Brain-Eating Amoeba Detected In Two Water Systems In Louisiana
The Louisiana Department of Health (LDH) has confirmed that two of the state’s water system is positive for Naegleria fowleri, a naturally occurring freshwater amoeba. As such, the authorities are advising residents to take precautionary measures to reduce the risks of infection.
Water Systems Positive For Naegleria Fowleri
On June 29, LDH announced that two water systems undergoing routine drinking water testing results turned out positive for Naegleria fowleri. The Terrebonne Parish’s Schriever Water system and the Ouachita Parish’s North Monroe Water System both tested positive for the amoeba.
Both the water systems as well as local officials have been officially notified of the findings. Further, the water systems have been requested to convert to the free chlorine disinfection method for 60 days to ensure that the bacteria will be eliminated completely.
LDH has been routinely testing for the presence of the bacteria since 2015, and has collected a total of 540 samples since 2013.
Because of the findings, the Department warns families that although the tap water is safe for drinking, they are urged to avoid getting the water into their noses as it can cause primary amebic meningoencephalitis (PAM), which is a brain infection that causes serious damage to the brain tissue.
Cases Of Naegleria Fowleri Infection
This is not the first time that LDH has found traces of the amoeba in their water systems. The Terrebonne Parish, Ascension, and St. Bernard water systems also tested positive for the bacteria.
Several deaths resulting from Naegleria Fowleri infections were also recorded as the U.S. National Whitewater Center was prompted to suspend whitewater activities after 18-year-old Lauren Seitz from Ohio got infected with the bacteria.
Eleven-year-old South Carolina girl Hannah Katherine Collins also passed away after getting the infection from a river, while young track star Michael Riley succumbed to the infection that he got after swimming in the lake.
The fatality rate for Naegleria fowleri is 97 percent, and only four people have been known to survive from the infection between 1962 and 2016.
First of all, it is important to note that Naegleria fowleri cannot be contracted by drinking infected water and neither can it be passed from one person to another. What authorities are concerned about is when contaminated water enters the nose, as it is the primary means of infection.
As such, authorities are urging the public to be very careful when it comes to swimming in fresh water, or even just washing your face with contaminated water. This is especially important to remember because from the nose, the amoeba may travel up to the brain where it is able to destroy brain tissue.

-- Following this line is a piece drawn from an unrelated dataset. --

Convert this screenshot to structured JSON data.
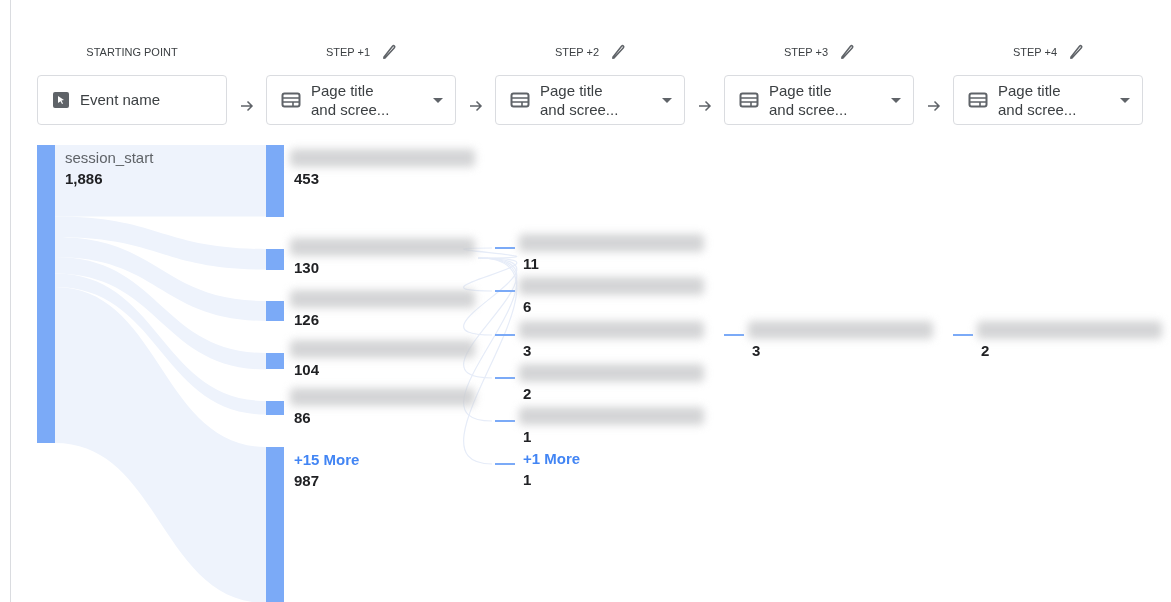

Supervising children during baths and while playing with sprinklers or hoses is advised, and walking or lowering yourself into the water is also wise instead of jumping into bath water or swimming pools. Allowing the water to run for five minutes to wash out the pipes before bathing is also advised, and sinus rinse solutions must only be done using boiled and cooled, sterile, or distilled water.
Naegleria fowleri is a rare infection, and its symptoms of vomiting, headache, fever, and stiff neck could also be related to other bacterial infections. However, medical care should be sought after upon any sudden onset of these symptoms.